Joly needs to differentiate the crusty old brick and mortar retailer from its we-can-deliver-anything-immediately, ecommerce-only competitors by offering consumers exclusive access to new and innovative products. And the best way to accomplish this — while also gaining a hell of a sexy PR story along the way — is to sponsor the innovators of tomorrow’s new products. Best Buy needs to create a consumer-electronics focused Kickstarter competitor.
As noted investor Chris Dixon correctly argued recently, “If it has a UPC code, Amazon will beat you.” The only way to compete in ecommerce, he concluded, is to make a your own products or provide a marketplace for these exclusive items.
Imagine if Best Buy had the exclusive right to offer the Pebble smartwatch for one year after its crowdfunding campaign was concluded. It’s hard to argue that this wouldn’t drive traffic into its stores and likely lead to additional incremental sales of traditional products. Three to five medium scale or bigger success stories per year could entirely redefine the way the Amazon generation thinks about Best Buy.
But exclusive rights to hot products don’t come cheap. With $1.39 billion in cash as of its June earnings statement and few viable alternatives to breathe life into the company, Joly’s team has the room and the urgency to get a little creative. Here’s my suggestion for the to-be-formed “Best Buy Funder” platform.
First of all, Best Buy Funder would be all consumer electronics hardware, all the time. Kickstarter has reluctantly become the home of this type of project. If the crowdfunding platform’s founders don’t want to cater to this market — instead preferring more creative arts oriented projects — then Best Buy or someone else needs to step in and challenge their position.
Best Buy should offer to match financing raised through crowdfunding and provide preferred distribution to all companies meeting clearly defined qualification criteria. Companies proving a minimum degree of market viability, defined either as a minimum amount raised (such as $250,000) or a minimum number of backers (possibly 1,000), would get dollar for dollar matching from Best Buy. In the case of Pebble, this would have meant an additional $10 million to scale production and marketing, although Best Buy could conceivably cap its maximum contribution at a lower value.
Secondly, these newly-funded products should get preferred distribution and promotion in physical Best Buy stores and in its online store.

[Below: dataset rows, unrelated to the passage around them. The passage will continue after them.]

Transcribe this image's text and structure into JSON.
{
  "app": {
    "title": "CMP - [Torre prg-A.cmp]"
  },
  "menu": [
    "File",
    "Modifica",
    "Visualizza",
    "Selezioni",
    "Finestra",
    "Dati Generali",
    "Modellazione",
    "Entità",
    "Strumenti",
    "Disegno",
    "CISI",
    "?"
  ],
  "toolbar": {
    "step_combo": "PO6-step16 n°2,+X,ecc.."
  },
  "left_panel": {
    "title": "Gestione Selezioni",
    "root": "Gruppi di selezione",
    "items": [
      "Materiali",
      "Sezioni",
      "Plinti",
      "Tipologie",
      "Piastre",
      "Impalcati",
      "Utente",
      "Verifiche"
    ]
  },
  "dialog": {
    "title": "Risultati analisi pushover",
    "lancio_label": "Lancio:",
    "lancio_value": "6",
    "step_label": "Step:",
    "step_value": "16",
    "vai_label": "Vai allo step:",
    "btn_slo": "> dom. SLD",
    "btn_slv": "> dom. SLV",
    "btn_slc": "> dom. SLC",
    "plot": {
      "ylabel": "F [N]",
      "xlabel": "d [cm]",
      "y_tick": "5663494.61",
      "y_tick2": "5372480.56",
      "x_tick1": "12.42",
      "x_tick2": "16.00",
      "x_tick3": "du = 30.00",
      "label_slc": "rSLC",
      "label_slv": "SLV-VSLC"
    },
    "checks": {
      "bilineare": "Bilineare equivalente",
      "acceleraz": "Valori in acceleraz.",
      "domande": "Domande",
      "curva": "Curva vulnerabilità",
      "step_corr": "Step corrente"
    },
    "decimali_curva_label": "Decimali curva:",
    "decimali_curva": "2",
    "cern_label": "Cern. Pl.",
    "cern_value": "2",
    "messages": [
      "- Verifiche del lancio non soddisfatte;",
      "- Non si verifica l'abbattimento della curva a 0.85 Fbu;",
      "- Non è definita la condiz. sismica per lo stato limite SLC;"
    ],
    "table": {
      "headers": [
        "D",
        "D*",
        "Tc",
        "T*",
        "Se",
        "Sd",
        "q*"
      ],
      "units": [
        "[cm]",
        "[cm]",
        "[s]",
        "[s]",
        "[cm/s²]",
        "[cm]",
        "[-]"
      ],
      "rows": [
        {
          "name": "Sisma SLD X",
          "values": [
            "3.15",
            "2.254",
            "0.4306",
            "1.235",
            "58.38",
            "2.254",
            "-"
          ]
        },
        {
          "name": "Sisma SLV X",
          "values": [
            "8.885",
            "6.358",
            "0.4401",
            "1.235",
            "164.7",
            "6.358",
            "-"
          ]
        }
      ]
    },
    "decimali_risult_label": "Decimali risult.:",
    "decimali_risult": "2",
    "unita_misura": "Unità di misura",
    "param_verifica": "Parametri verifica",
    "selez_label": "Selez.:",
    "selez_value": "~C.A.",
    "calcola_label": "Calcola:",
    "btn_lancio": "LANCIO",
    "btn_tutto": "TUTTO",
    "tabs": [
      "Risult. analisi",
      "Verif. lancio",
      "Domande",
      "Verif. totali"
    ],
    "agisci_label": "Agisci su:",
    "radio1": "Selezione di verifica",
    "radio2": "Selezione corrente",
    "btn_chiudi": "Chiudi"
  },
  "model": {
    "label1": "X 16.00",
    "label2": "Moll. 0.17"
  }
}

Guaranteed shelf space and free or discounted fulfillment go a long way toward solving the biggest hurdles facing a young hardware startup. Best Buy is uniquely equipped to provide both of these solutions.

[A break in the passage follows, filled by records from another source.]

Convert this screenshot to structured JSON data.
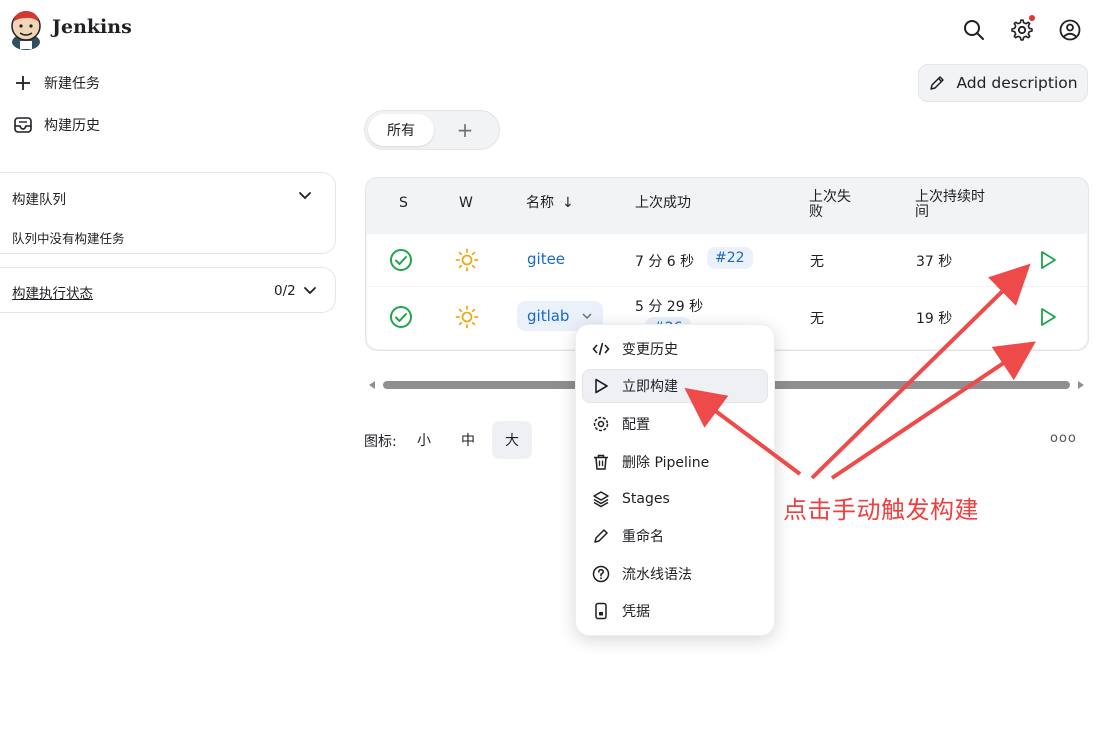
{
  "header": {
    "brand": "Jenkins",
    "icons": [
      "search-icon",
      "gear-icon",
      "user-icon"
    ],
    "notification_color": "#e5342c"
  },
  "sidebar": {
    "links": [
      {
        "label": "新建任务",
        "icon": "plus-icon"
      },
      {
        "label": "构建历史",
        "icon": "inbox-icon"
      }
    ],
    "queue": {
      "title": "构建队列",
      "empty": "队列中没有构建任务"
    },
    "executors": {
      "title": "构建执行状态",
      "count": "0/2"
    }
  },
  "main": {
    "add_description": "Add description",
    "tabs": [
      {
        "label": "所有"
      },
      {
        "label": "+"
      }
    ],
    "table": {
      "headers": {
        "s": "S",
        "w": "W",
        "name": "名称",
        "sort": "↓",
        "last_success": "上次成功",
        "last_failure_1": "上次失",
        "last_failure_2": "败",
        "last_duration_1": "上次持续时",
        "last_duration_2": "间"
      },
      "rows": [
        {
          "name": "gitee",
          "last_success": "7 分 6 秒",
          "build": "#22",
          "last_failure": "无",
          "last_duration": "37 秒"
        },
        {
          "name": "gitlab",
          "last_success": "5 分 29 秒",
          "build": "#26",
          "last_failure": "无",
          "last_duration": "19 秒"
        }
      ]
    },
    "icon_size": {
      "label": "图标:",
      "options": [
        "小",
        "中",
        "大"
      ],
      "selected": "大"
    },
    "more": "ooo"
  },
  "menu": {
    "items": [
      {
        "label": "变更历史",
        "icon": "code-icon"
      },
      {
        "label": "立即构建",
        "icon": "play-icon"
      },
      {
        "label": "配置",
        "icon": "gear-icon"
      },
      {
        "label": "删除 Pipeline",
        "icon": "trash-icon"
      },
      {
        "label": "Stages",
        "icon": "layers-icon"
      },
      {
        "label": "重命名",
        "icon": "pencil-icon"
      },
      {
        "label": "流水线语法",
        "icon": "help-icon"
      },
      {
        "label": "凭据",
        "icon": "phone-icon"
      }
    ],
    "highlighted": "立即构建"
  },
  "annotation": {
    "text": "点击手动触发构建",
    "color": "#ef3f3f"
  },
  "colors": {
    "success": "#1ea64a",
    "link": "#1569c7",
    "sun": "#f0a81c",
    "play": "#1ea64a"
  }
}
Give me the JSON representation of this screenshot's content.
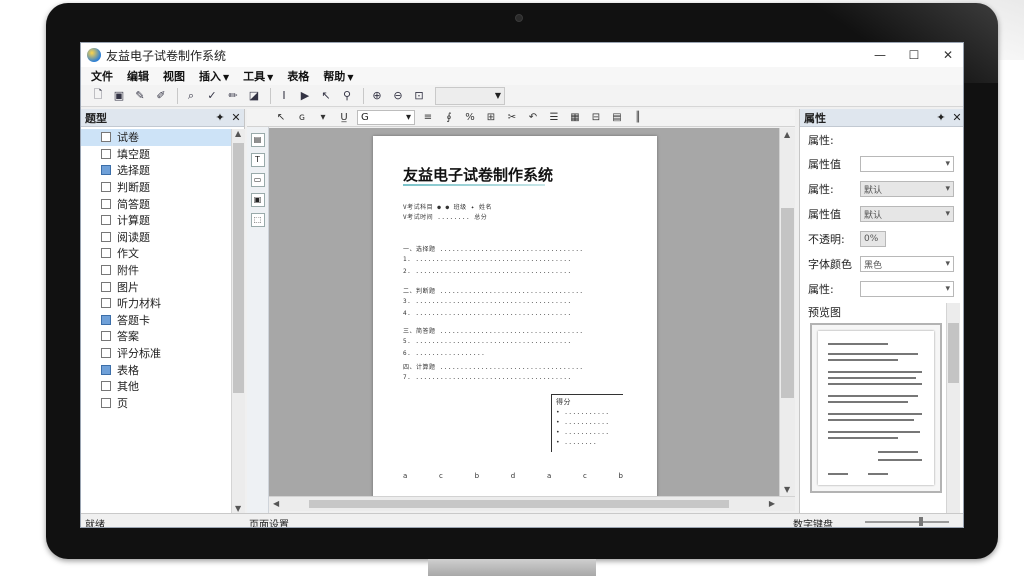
{
  "window": {
    "title": "友益电子试卷制作系统",
    "minimize": "—",
    "maximize": "☐",
    "close": "✕"
  },
  "menu": [
    {
      "label": "文件",
      "dropdown": false
    },
    {
      "label": "编辑",
      "dropdown": false
    },
    {
      "label": "视图",
      "dropdown": false
    },
    {
      "label": "插入",
      "dropdown": true
    },
    {
      "label": "工具",
      "dropdown": true
    },
    {
      "label": "表格",
      "dropdown": false
    },
    {
      "label": "帮助",
      "dropdown": true
    }
  ],
  "left_panel": {
    "title": "题型",
    "pin": "✦",
    "close": "✕",
    "items": [
      {
        "label": "试卷",
        "checked": false,
        "selected": true
      },
      {
        "label": "填空题",
        "checked": false,
        "selected": false
      },
      {
        "label": "选择题",
        "checked": true,
        "selected": false
      },
      {
        "label": "判断题",
        "checked": false,
        "selected": false
      },
      {
        "label": "简答题",
        "checked": false,
        "selected": false
      },
      {
        "label": "计算题",
        "checked": false,
        "selected": false
      },
      {
        "label": "阅读题",
        "checked": false,
        "selected": false
      },
      {
        "label": "作文",
        "checked": false,
        "selected": false
      },
      {
        "label": "附件",
        "checked": false,
        "selected": false
      },
      {
        "label": "图片",
        "checked": false,
        "selected": false
      },
      {
        "label": "听力材料",
        "checked": false,
        "selected": false
      },
      {
        "label": "答题卡",
        "checked": true,
        "selected": false
      },
      {
        "label": "答案",
        "checked": false,
        "selected": false
      },
      {
        "label": "评分标准",
        "checked": false,
        "selected": false
      },
      {
        "label": "表格",
        "checked": true,
        "selected": false
      },
      {
        "label": "其他",
        "checked": false,
        "selected": false
      },
      {
        "label": "页",
        "checked": false,
        "selected": false
      }
    ]
  },
  "editor_toolbar": {
    "font_value": "G"
  },
  "document": {
    "title": "友益电子试卷制作系统",
    "lines": [
      "V考试科目    ● ● 班级       ✦ 姓名",
      "V考试时间 ........ 总分",
      "一、选择题 ...................................",
      "   1. ......................................",
      "   2. ......................................",
      "二、判断题 ...................................",
      "   3. ......................................",
      "   4. ......................................",
      "三、简答题 ...................................",
      "   5. ......................................",
      "   6. .................",
      "四、计算题 ...................................",
      "   7. ......................................"
    ],
    "score_box_label": "得分",
    "answer_letters": [
      "a",
      "c",
      "b",
      "d",
      "a",
      "c",
      "b"
    ]
  },
  "right_panel": {
    "title": "属性",
    "pin": "✦",
    "close": "✕",
    "section_label": "属性:",
    "rows": [
      {
        "label": "属性值",
        "value": "",
        "type": "select"
      },
      {
        "label": "属性:",
        "value": "默认",
        "type": "select-grey"
      },
      {
        "label": "属性值",
        "value": "默认",
        "type": "select-grey"
      },
      {
        "label": "不透明:",
        "value": "0%",
        "type": "short"
      },
      {
        "label": "字体颜色",
        "value": "黑色",
        "type": "select"
      },
      {
        "label": "属性:",
        "value": "",
        "type": "select"
      }
    ],
    "preview_label": "预览图"
  },
  "status": {
    "left": "就绪",
    "middle": "页面设置",
    "right": "数字键盘"
  },
  "colors": {
    "accent": "#2c7fd6",
    "selection": "#cde3f7",
    "panel_header": "#dfe6ee"
  }
}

An entrepreneur contemplating crowdfunding options would have a hard time turning down a package of this nature, regardless of the current negative sentiment toward the brand. If Best Buy has the balls to take on an initiative like this, they might even be able one day to claim credit for backing a revolution in hardware startups.

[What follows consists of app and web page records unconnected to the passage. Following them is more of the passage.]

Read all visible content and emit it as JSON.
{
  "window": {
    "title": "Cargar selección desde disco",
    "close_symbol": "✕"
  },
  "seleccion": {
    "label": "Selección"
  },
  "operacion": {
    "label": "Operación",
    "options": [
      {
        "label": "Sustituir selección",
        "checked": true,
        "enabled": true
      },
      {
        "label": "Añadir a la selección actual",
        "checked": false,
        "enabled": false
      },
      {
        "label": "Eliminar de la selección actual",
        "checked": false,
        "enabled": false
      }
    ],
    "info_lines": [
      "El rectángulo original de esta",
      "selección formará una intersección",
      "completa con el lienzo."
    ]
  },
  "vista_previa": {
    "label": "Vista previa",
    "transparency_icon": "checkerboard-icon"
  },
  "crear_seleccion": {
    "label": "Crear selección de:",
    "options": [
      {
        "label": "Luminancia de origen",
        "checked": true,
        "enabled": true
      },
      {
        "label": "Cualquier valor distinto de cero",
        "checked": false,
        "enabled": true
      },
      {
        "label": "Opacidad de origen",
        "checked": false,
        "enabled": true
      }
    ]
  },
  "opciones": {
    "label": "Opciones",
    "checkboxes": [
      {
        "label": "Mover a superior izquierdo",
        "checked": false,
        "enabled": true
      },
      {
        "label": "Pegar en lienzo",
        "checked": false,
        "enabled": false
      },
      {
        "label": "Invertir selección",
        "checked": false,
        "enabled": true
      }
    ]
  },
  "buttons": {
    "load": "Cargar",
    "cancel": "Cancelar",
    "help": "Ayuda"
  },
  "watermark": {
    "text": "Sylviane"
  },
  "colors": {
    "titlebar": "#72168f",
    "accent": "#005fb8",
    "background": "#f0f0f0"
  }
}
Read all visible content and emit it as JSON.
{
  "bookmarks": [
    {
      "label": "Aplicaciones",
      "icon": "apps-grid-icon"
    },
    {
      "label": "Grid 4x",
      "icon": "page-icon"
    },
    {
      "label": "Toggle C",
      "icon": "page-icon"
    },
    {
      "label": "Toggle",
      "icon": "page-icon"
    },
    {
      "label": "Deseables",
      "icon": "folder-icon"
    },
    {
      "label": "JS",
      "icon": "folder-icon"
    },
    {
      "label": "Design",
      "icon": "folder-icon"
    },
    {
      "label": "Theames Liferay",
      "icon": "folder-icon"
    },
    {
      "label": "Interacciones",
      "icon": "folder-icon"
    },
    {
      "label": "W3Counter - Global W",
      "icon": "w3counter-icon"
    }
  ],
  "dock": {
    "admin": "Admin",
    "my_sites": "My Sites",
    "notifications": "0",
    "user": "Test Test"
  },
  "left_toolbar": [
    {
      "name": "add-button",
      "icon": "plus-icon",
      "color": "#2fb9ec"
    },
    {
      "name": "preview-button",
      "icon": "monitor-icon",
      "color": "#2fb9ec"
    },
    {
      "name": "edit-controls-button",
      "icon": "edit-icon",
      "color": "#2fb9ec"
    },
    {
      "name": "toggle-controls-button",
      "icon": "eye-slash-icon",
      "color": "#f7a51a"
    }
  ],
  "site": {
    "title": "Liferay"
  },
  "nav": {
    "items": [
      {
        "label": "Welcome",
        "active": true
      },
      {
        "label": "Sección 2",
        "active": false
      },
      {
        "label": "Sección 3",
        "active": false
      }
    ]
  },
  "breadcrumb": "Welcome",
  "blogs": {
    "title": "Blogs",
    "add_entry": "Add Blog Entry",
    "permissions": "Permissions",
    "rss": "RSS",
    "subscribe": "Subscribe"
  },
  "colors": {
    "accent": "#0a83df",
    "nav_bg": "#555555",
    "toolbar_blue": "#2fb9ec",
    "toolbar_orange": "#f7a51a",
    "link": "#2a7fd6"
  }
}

As a traditional retailer, Best Buy has shown little ability to innovate on its own. Unlike Amazon, which has developed the Kindle line of ereaders and tablets as well as launched several highly successful consumer and enterprise Web services, Best Buy will need to acquire rather than build any game changing hardware devices it wishes to own (even if temporarily).
The 29-year-old Best Buy (46, if you go back to its days as the Sound of Music) has a mountain of problems it needs to solve. The first and most important thing that it can do is change the perception of its brand. A successful crowdfunding incubator initiative and a few sexy exclusive products could be the first small steps in a broader solution. Without this type of creative and disruptive thinking, the company likely won’t make it through another decade.
[Image courtesy daysofhundr46]